(Beginning of Extracted entries)

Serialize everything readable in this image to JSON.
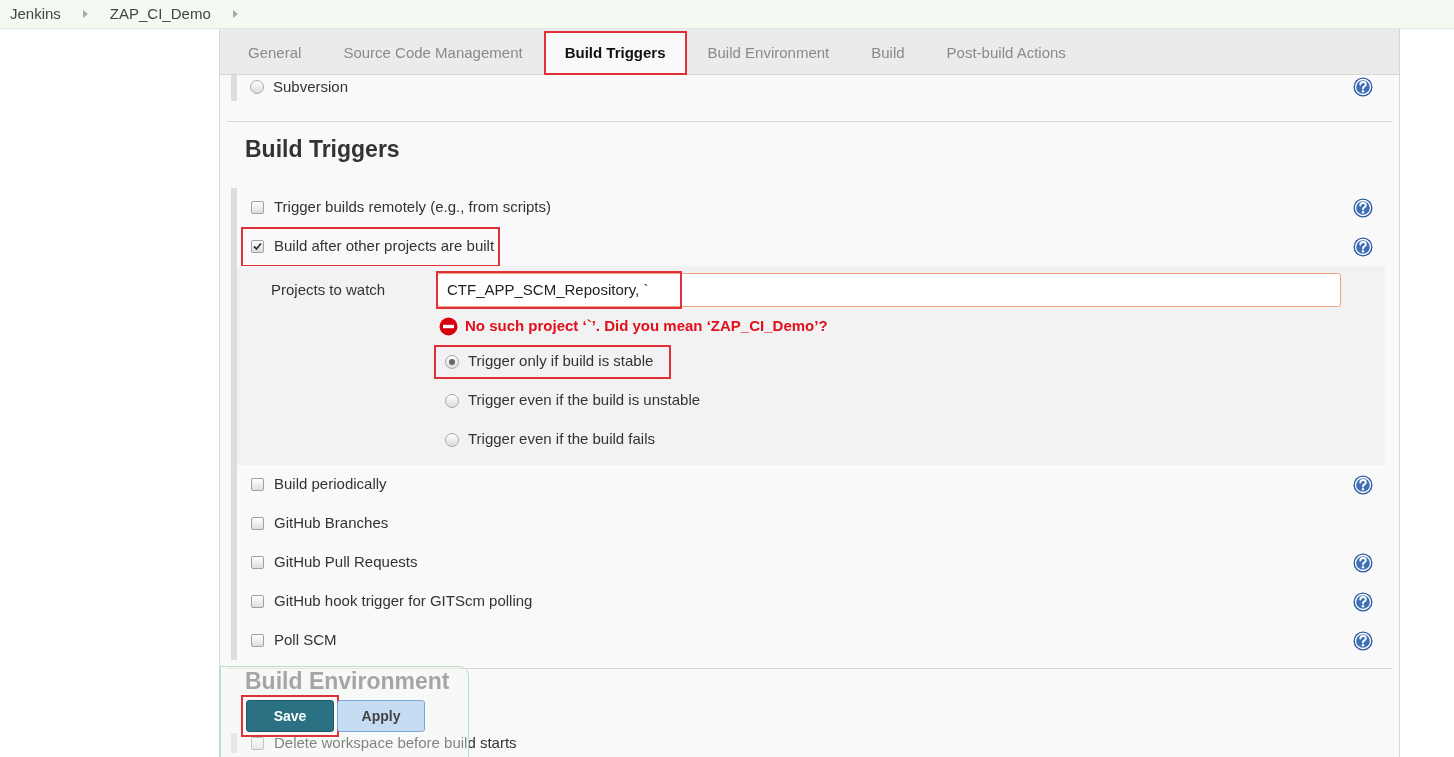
{
  "breadcrumbs": [
    "Jenkins",
    "ZAP_CI_Demo"
  ],
  "tabs": [
    {
      "label": "General",
      "selected": false,
      "highlighted": false
    },
    {
      "label": "Source Code Management",
      "selected": false,
      "highlighted": false
    },
    {
      "label": "Build Triggers",
      "selected": true,
      "highlighted": true
    },
    {
      "label": "Build Environment",
      "selected": false,
      "highlighted": false
    },
    {
      "label": "Build",
      "selected": false,
      "highlighted": false
    },
    {
      "label": "Post-build Actions",
      "selected": false,
      "highlighted": false
    }
  ],
  "scm_option": {
    "label": "Subversion",
    "selected": false,
    "help": true
  },
  "build_triggers": {
    "title": "Build Triggers",
    "options": [
      {
        "label": "Trigger builds remotely (e.g., from scripts)",
        "checked": false,
        "help": true,
        "highlighted": false
      },
      {
        "label": "Build after other projects are built",
        "checked": true,
        "help": true,
        "highlighted": true,
        "details": {
          "field_label": "Projects to watch",
          "value": "CTF_APP_SCM_Repository, `",
          "highlighted": true,
          "error": "No such project ‘`’. Did you mean ‘ZAP_CI_Demo’?",
          "radios": [
            {
              "label": "Trigger only if build is stable",
              "selected": true,
              "highlighted": true
            },
            {
              "label": "Trigger even if the build is unstable",
              "selected": false,
              "highlighted": false
            },
            {
              "label": "Trigger even if the build fails",
              "selected": false,
              "highlighted": false
            }
          ]
        }
      },
      {
        "label": "Build periodically",
        "checked": false,
        "help": true,
        "highlighted": false
      },
      {
        "label": "GitHub Branches",
        "checked": false,
        "help": false,
        "highlighted": false
      },
      {
        "label": "GitHub Pull Requests",
        "checked": false,
        "help": true,
        "highlighted": false
      },
      {
        "label": "GitHub hook trigger for GITScm polling",
        "checked": false,
        "help": true,
        "highlighted": false
      },
      {
        "label": "Poll SCM",
        "checked": false,
        "help": true,
        "highlighted": false
      }
    ]
  },
  "build_environment": {
    "title": "Build Environment",
    "options": [
      {
        "label": "Delete workspace before build starts",
        "checked": false
      }
    ]
  },
  "buttons": [
    {
      "kind": "primary",
      "label": "Save",
      "highlighted": true
    },
    {
      "kind": "secondary",
      "label": "Apply",
      "highlighted": false
    }
  ]
}
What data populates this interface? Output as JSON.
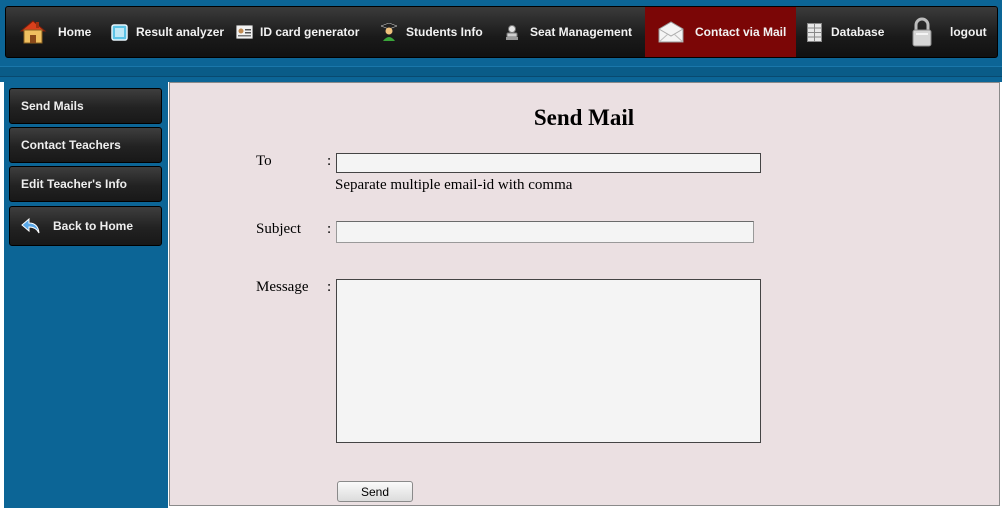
{
  "nav": {
    "items": [
      {
        "label": "Home",
        "icon": "home-icon"
      },
      {
        "label": "Result analyzer",
        "icon": "result-analyzer-icon"
      },
      {
        "label": "ID card generator",
        "icon": "id-card-icon"
      },
      {
        "label": "Students Info",
        "icon": "student-icon"
      },
      {
        "label": "Seat Management",
        "icon": "seat-icon"
      },
      {
        "label": "Contact via Mail",
        "icon": "mail-icon",
        "active": true
      },
      {
        "label": "Database",
        "icon": "database-icon"
      },
      {
        "label": "logout",
        "icon": "lock-icon"
      }
    ]
  },
  "sidebar": {
    "items": [
      {
        "label": "Send Mails"
      },
      {
        "label": "Contact Teachers"
      },
      {
        "label": "Edit Teacher's Info"
      },
      {
        "label": "Back to Home",
        "icon": "back-arrow-icon"
      }
    ]
  },
  "form": {
    "title": "Send Mail",
    "to_label": "To",
    "subject_label": "Subject",
    "message_label": "Message",
    "colon": ":",
    "to_value": "",
    "subject_value": "",
    "message_value": "",
    "hint": "Separate multiple email-id with comma",
    "send_label": "Send"
  },
  "colors": {
    "accent_blue": "#0c6596",
    "nav_active": "#7b0606",
    "content_bg": "#ebe0e2"
  }
}
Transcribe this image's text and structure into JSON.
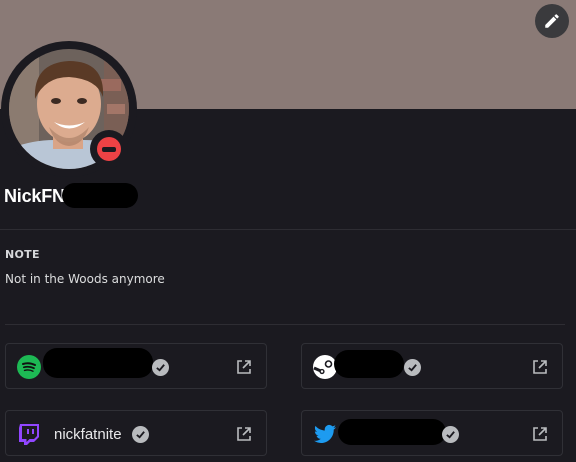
{
  "colors": {
    "banner": "#8a7a76",
    "page_background": "#1b1a20",
    "status_dnd": "#ed4245",
    "spotify": "#1db954",
    "twitch": "#9146ff",
    "twitter": "#1d9bf0"
  },
  "header": {
    "edit_icon": "pencil-icon",
    "avatar": "profile-photo",
    "status": "do-not-disturb"
  },
  "profile": {
    "username_visible": "NickFN"
  },
  "note": {
    "title": "NOTE",
    "text": "Not in the Woods anymore"
  },
  "connections": [
    {
      "service": "spotify",
      "icon": "spotify-icon",
      "name": ""
    },
    {
      "service": "steam",
      "icon": "steam-icon",
      "name": ""
    },
    {
      "service": "twitch",
      "icon": "twitch-icon",
      "name": "nickfatnite"
    },
    {
      "service": "twitter",
      "icon": "twitter-icon",
      "name": ""
    }
  ]
}
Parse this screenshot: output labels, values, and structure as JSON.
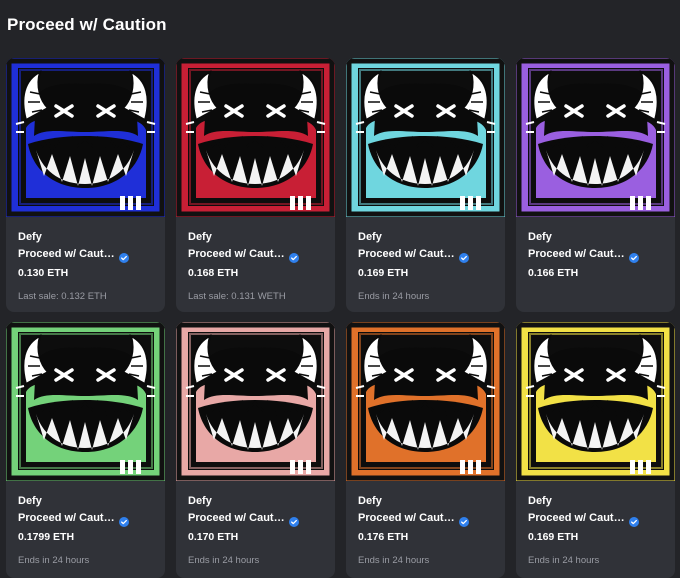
{
  "page": {
    "title": "Proceed w/ Caution"
  },
  "cards": [
    {
      "collection": "Defy",
      "name": "Proceed w/ Caut…",
      "price": "0.130 ETH",
      "sub": "Last sale: 0.132 ETH",
      "color": "#1f2fd8"
    },
    {
      "collection": "Defy",
      "name": "Proceed w/ Caut…",
      "price": "0.168 ETH",
      "sub": "Last sale: 0.131 WETH",
      "color": "#c81f35"
    },
    {
      "collection": "Defy",
      "name": "Proceed w/ Caut…",
      "price": "0.169 ETH",
      "sub": "Ends in 24 hours",
      "color": "#6fd6df"
    },
    {
      "collection": "Defy",
      "name": "Proceed w/ Caut…",
      "price": "0.166 ETH",
      "sub": "",
      "color": "#9a5fe0"
    },
    {
      "collection": "Defy",
      "name": "Proceed w/ Caut…",
      "price": "0.1799 ETH",
      "sub": "Ends in 24 hours",
      "color": "#74d27a"
    },
    {
      "collection": "Defy",
      "name": "Proceed w/ Caut…",
      "price": "0.170 ETH",
      "sub": "Ends in 24 hours",
      "color": "#e8a8a6"
    },
    {
      "collection": "Defy",
      "name": "Proceed w/ Caut…",
      "price": "0.176 ETH",
      "sub": "Ends in 24 hours",
      "color": "#e0712a"
    },
    {
      "collection": "Defy",
      "name": "Proceed w/ Caut…",
      "price": "0.169 ETH",
      "sub": "Ends in 24 hours",
      "color": "#f2e146"
    }
  ],
  "colors": {
    "background": "#232428",
    "card": "#303238",
    "verified": "#2f80ed",
    "muted_text": "#9a9ca4"
  },
  "icons": {
    "verified": "verified-badge-icon"
  }
}
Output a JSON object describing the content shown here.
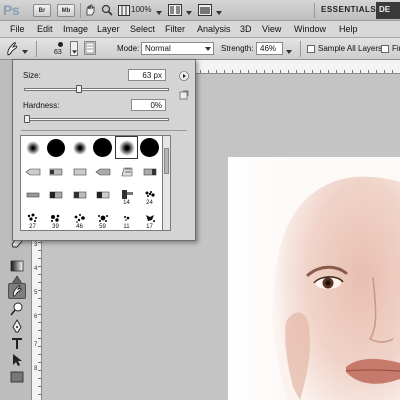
{
  "app": {
    "logo": "Ps",
    "bridge": "Br",
    "minibridge": "Mb",
    "zoom": "100%",
    "workspace": "ESSENTIALS",
    "workspace_next": "DE"
  },
  "menu": [
    "File",
    "Edit",
    "Image",
    "Layer",
    "Select",
    "Filter",
    "Analysis",
    "3D",
    "View",
    "Window",
    "Help"
  ],
  "options": {
    "brush_size": "63",
    "mode_label": "Mode:",
    "mode_value": "Normal",
    "strength_label": "Strength:",
    "strength_value": "46%",
    "sample_all_layers": "Sample All Layers",
    "finger_painting": "Fir"
  },
  "brush_picker": {
    "size_label": "Size:",
    "size_value": "63 px",
    "size_fraction": 0.38,
    "hardness_label": "Hardness:",
    "hardness_value": "0%",
    "hardness_fraction": 0.0,
    "brush_numbers": [
      "14",
      "24",
      "27",
      "39",
      "46",
      "59",
      "11",
      "17"
    ]
  },
  "ruler": {
    "marks": [
      "3",
      "4",
      "5",
      "6",
      "7",
      "8"
    ]
  },
  "colors": {
    "accent_dark": "#3a3a3a",
    "panel": "#d4d4d4",
    "skin": "#e9c6bb"
  },
  "icons": [
    "finger-smudge-icon",
    "bridge-icon",
    "minibridge-icon",
    "hand-icon",
    "zoom-icon",
    "move-icon",
    "gradient-icon",
    "pen-icon",
    "type-icon",
    "path-select-icon",
    "rectangle-icon",
    "menu-arrow-icon",
    "new-preset-icon"
  ]
}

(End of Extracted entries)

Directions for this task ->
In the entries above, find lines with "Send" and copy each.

Answer box ->
        "label": "Send Mails"
    "title": "Send Mail",
    "send_label": "Send"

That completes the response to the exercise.